Weight Gain During Pregnancy Links To Bigger Babies
According to a new study, expected mothers gaining 40 pounds or more during pregnancy results in 9 pound or more babies and increasing health risks for both the mother and child.
Excessive pregnancy weight gain and big babies have often been linked, says Teresa Hillier, MD, senior investigator at the Kaiser Permanente Center for Health Research, Portland, Ore., and the study’s lead author. Researchers have also known that women who develop diabetes during pregnancy, called gestational diabetes, are more likely to deliver heavier babies, Hillier states.
But the new study is believed the first to conclude that women who gain excessive weight during pregnancy are even more likely to have heavier babies than women treated for gestational diabetes who don’t gain excess weight.
“More than one in five women gain too much weight during pregnancy and only 5% have gestational diabetes,” Hillier tells states. The study, she says, points to the need for all women to follow recommendations about not gaining excessive amounts of weight.
Pregnancy Weight Gain & Big Babies: Study Details

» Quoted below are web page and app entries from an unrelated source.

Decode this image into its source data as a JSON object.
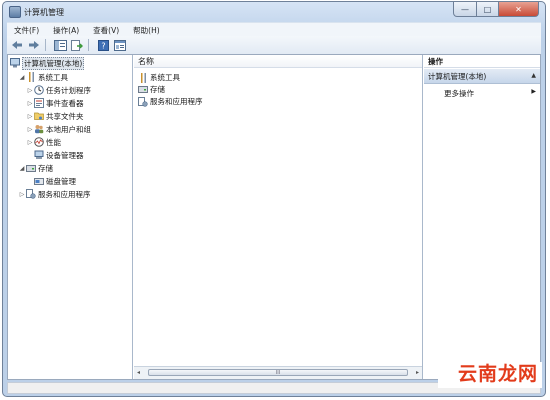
{
  "window": {
    "title": "计算机管理",
    "controls": {
      "minimize": "—",
      "maximize": "□",
      "close": "✕"
    }
  },
  "menubar": [
    {
      "label": "文件(F)"
    },
    {
      "label": "操作(A)"
    },
    {
      "label": "查看(V)"
    },
    {
      "label": "帮助(H)"
    }
  ],
  "toolbar": [
    "back-arrow-icon",
    "forward-arrow-icon",
    "show-hide-tree-icon",
    "export-list-icon",
    "help-icon",
    "properties-icon"
  ],
  "tree": [
    {
      "label": "计算机管理(本地)",
      "level": 0,
      "expander": "",
      "icon": "computer-management-icon",
      "selected": true
    },
    {
      "label": "系统工具",
      "level": 1,
      "expander": "◢",
      "icon": "tools-icon"
    },
    {
      "label": "任务计划程序",
      "level": 2,
      "expander": "▷",
      "icon": "clock-icon"
    },
    {
      "label": "事件查看器",
      "level": 2,
      "expander": "▷",
      "icon": "event-log-icon"
    },
    {
      "label": "共享文件夹",
      "level": 2,
      "expander": "▷",
      "icon": "shared-folder-icon"
    },
    {
      "label": "本地用户和组",
      "level": 2,
      "expander": "▷",
      "icon": "users-icon"
    },
    {
      "label": "性能",
      "level": 2,
      "expander": "▷",
      "icon": "performance-icon"
    },
    {
      "label": "设备管理器",
      "level": 2,
      "expander": "",
      "icon": "device-manager-icon"
    },
    {
      "label": "存储",
      "level": 1,
      "expander": "◢",
      "icon": "storage-icon"
    },
    {
      "label": "磁盘管理",
      "level": 2,
      "expander": "",
      "icon": "disk-icon"
    },
    {
      "label": "服务和应用程序",
      "level": 1,
      "expander": "▷",
      "icon": "services-icon"
    }
  ],
  "list": {
    "column_header": "名称",
    "rows": [
      {
        "label": "系统工具",
        "icon": "tools-icon"
      },
      {
        "label": "存储",
        "icon": "storage-icon"
      },
      {
        "label": "服务和应用程序",
        "icon": "services-icon"
      }
    ],
    "scrollbar": {
      "left": "◂",
      "right": "▸",
      "thumb": "III"
    }
  },
  "actions": {
    "header": "操作",
    "section_title": "计算机管理(本地)",
    "section_arrow": "▲",
    "more_actions": "更多操作",
    "more_arrow": "▶"
  },
  "watermark": "云南龙网",
  "colors": {
    "accent": "#c6d6ea",
    "watermark": "#e23b1b",
    "close": "#c84a36"
  }
}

Hillier and her colleagues followed 41,540 women who gave birth to singleton babies in Washington, Oregon, and Hawaii from 1995 through 2003. They used patient medical records and birth certificates to note the mother’s weight gain and the baby’s birth weight.